Would you find each line in the entries below with the string "sort" and copy it?

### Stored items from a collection
────────────────────

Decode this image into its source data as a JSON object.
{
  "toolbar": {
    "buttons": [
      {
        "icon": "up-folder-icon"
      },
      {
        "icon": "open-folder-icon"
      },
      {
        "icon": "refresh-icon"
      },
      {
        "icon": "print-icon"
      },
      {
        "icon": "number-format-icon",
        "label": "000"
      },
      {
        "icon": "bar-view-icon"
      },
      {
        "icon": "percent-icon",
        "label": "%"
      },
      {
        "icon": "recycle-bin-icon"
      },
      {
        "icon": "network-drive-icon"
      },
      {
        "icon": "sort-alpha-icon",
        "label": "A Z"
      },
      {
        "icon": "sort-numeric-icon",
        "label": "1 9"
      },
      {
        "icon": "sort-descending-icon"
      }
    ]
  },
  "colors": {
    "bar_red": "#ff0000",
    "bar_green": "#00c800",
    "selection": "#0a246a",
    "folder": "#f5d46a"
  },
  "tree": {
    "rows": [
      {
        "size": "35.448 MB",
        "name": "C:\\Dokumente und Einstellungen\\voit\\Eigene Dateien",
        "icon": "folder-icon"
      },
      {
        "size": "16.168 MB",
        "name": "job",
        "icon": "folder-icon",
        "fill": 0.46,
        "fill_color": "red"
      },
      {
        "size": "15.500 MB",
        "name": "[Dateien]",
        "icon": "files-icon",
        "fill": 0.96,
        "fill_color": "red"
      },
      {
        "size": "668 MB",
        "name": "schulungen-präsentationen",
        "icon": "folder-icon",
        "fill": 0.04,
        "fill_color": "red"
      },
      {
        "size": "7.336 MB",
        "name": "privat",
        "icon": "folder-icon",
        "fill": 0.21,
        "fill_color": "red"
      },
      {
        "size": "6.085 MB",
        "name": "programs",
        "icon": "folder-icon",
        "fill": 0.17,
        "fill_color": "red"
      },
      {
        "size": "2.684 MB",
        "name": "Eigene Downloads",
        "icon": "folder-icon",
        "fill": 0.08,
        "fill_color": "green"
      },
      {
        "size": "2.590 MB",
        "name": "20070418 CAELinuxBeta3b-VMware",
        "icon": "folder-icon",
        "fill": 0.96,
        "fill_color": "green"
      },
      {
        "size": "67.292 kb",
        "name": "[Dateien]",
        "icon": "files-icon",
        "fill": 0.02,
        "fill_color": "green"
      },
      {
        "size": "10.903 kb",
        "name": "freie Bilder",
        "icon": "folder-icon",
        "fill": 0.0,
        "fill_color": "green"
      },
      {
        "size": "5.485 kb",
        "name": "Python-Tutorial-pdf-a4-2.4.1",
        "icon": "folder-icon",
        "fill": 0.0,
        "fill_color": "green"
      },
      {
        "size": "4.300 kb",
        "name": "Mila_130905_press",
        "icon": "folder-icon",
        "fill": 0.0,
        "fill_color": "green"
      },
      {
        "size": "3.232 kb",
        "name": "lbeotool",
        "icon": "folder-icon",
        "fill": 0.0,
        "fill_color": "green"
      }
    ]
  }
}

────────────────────

### TASK OUTPUT
        "icon": "sort-alpha-icon",
        "icon": "sort-numeric-icon",
        "icon": "sort-descending-icon"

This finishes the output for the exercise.